Dissertation topics have included “The Viability of the Uniform Civil Code”, “The Doctrine of Consideration in Indian Contract Law’’, “Analysing Notions of Development in Environmental Decisions of the Supreme Court”.


Prospective Students

The LL.M. in Law and Development seeks bright, motivated students who are interested in the social context as well as the social impact of the law, and are interested in contributing to development practices and discourse through the medium of the law. The programme will attract graduates with:

  • A Bachelor of Laws degree from a recognized degree granting University in India or abroad. As the Bachelor of Laws is in most cases a non-specialist degree, the LL.M. Programme will be open to students with diverse interests in law.
  • Applicants must clear the entrance examination held by Azim Premji University for the post- graduate programmes.
  • Motivation for work in government and civil society or an academic career in the law.
  • Social awareness and engagement with the role of law in development.
  • Proven academic ability and potential.
Selection Process

Early Admission: We have opened the Early round of admissions for LL.M. in Law & Development programme for the year 2021. Students will select through the National Entrance Test conducted by Azim Premji University on March 21 2021 and a personal interview.

Regular Admission: University may decide to conduct second round admissions for LL.M. in Law and Development Programme, provided there are vacant seats available. The decision on the second round will be taken by the end of June 2021.

Only candidates who are appearing for CLAT or LSAT India 2021 will be eligible to apply. Candidates, who are shortlisted based on their CLAT / LSAT India scores, will be called for a personal interview.

Note: Applications of candidates, who are not selected in the Early round of admission will not be considered again for the Regular round. Such candidates can apply in the next year.

Career Pathways

What are my career options after the LL.M.?

The LL.M. in Law & Development programme recognizes that the domains of law and development are intrinsically linked. The programme will allow students to hone their skills in research, advocacy and legal and social work. The interdisciplinary nature of the programme will equip students with sufficient skills to approach a problem from multiple vantage points.

Upon completion of this programme, students can embark upon the following career paths:

  • Work in regulatory and governance roles with public and private sector institutions.
  • Opt for careers in research and advocacy on issues of development, social justice and public policy.
  • Secure academic positions at the various law schools and universities.
  • Opt for a socially engaged critical legal practice.

Of the previous batch of our LL.M. students, several are pursuing a career in academics as assistant professors and research associates at law universities.
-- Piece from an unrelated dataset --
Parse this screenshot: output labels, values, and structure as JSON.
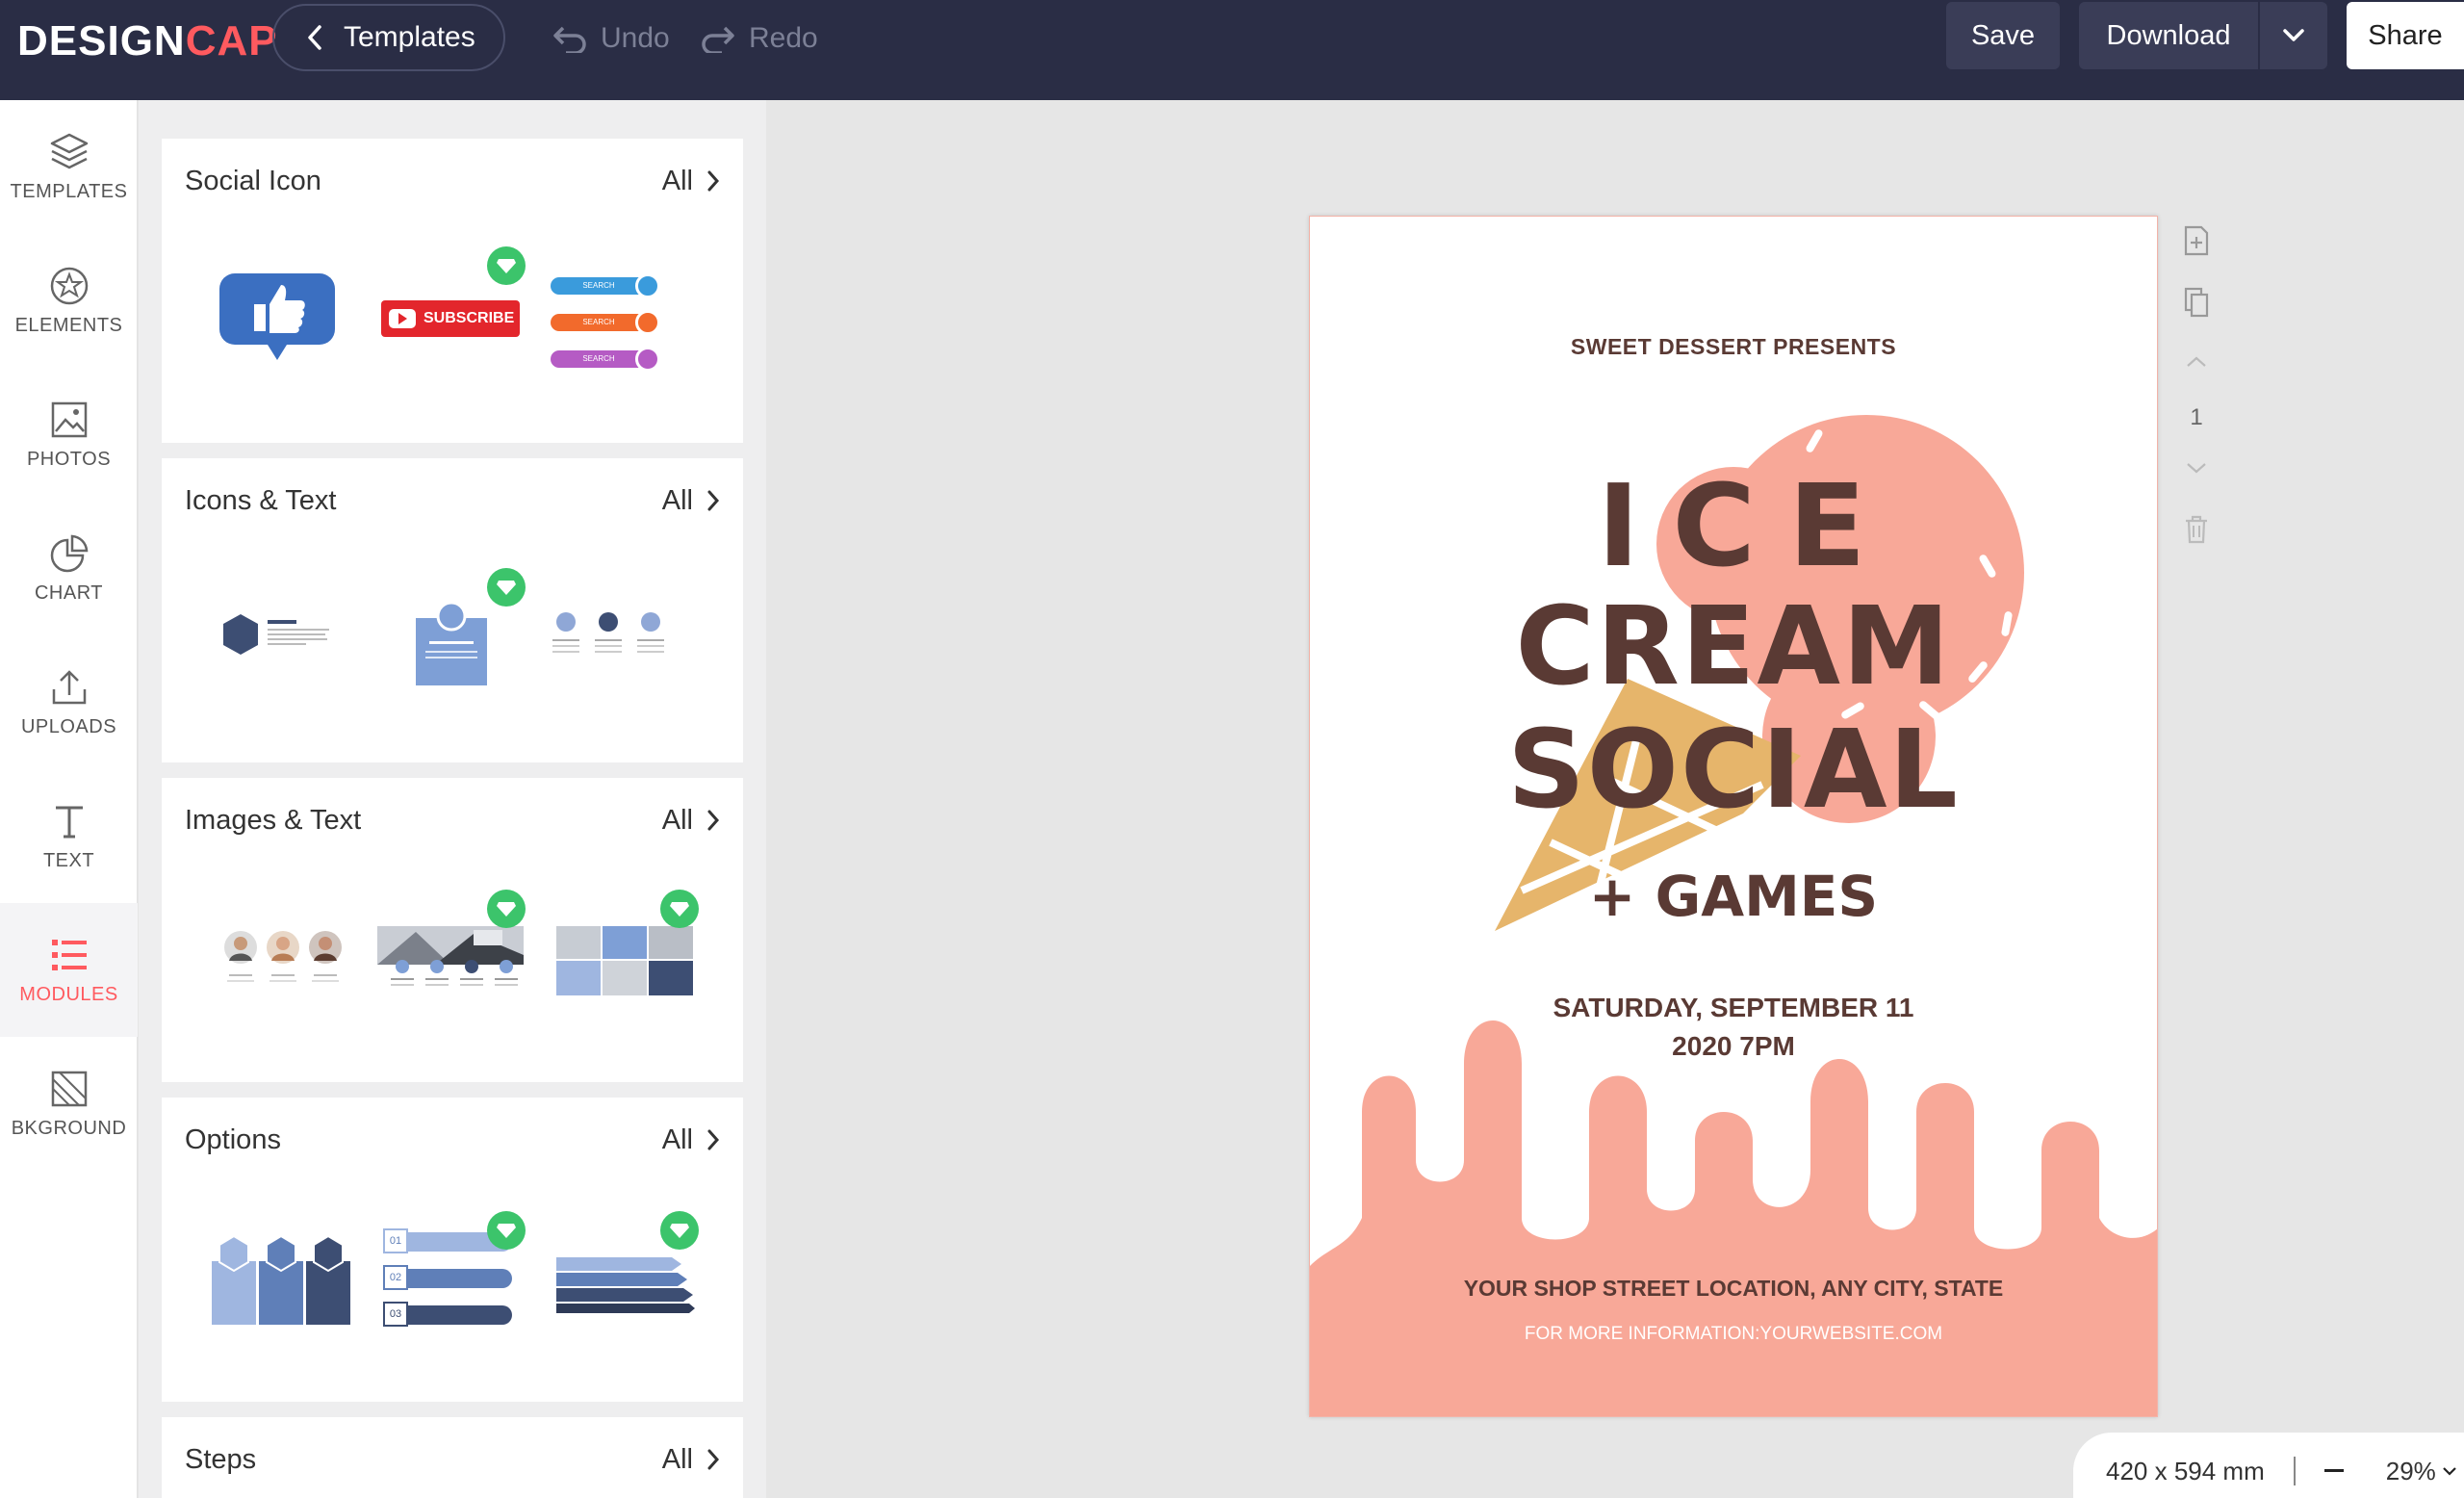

Some have chosen to be litigators and legal officers, others are engaged as researchers with civil society organisations working in the sectors of health, education and socio-economic empowerment.

> View Next: Overview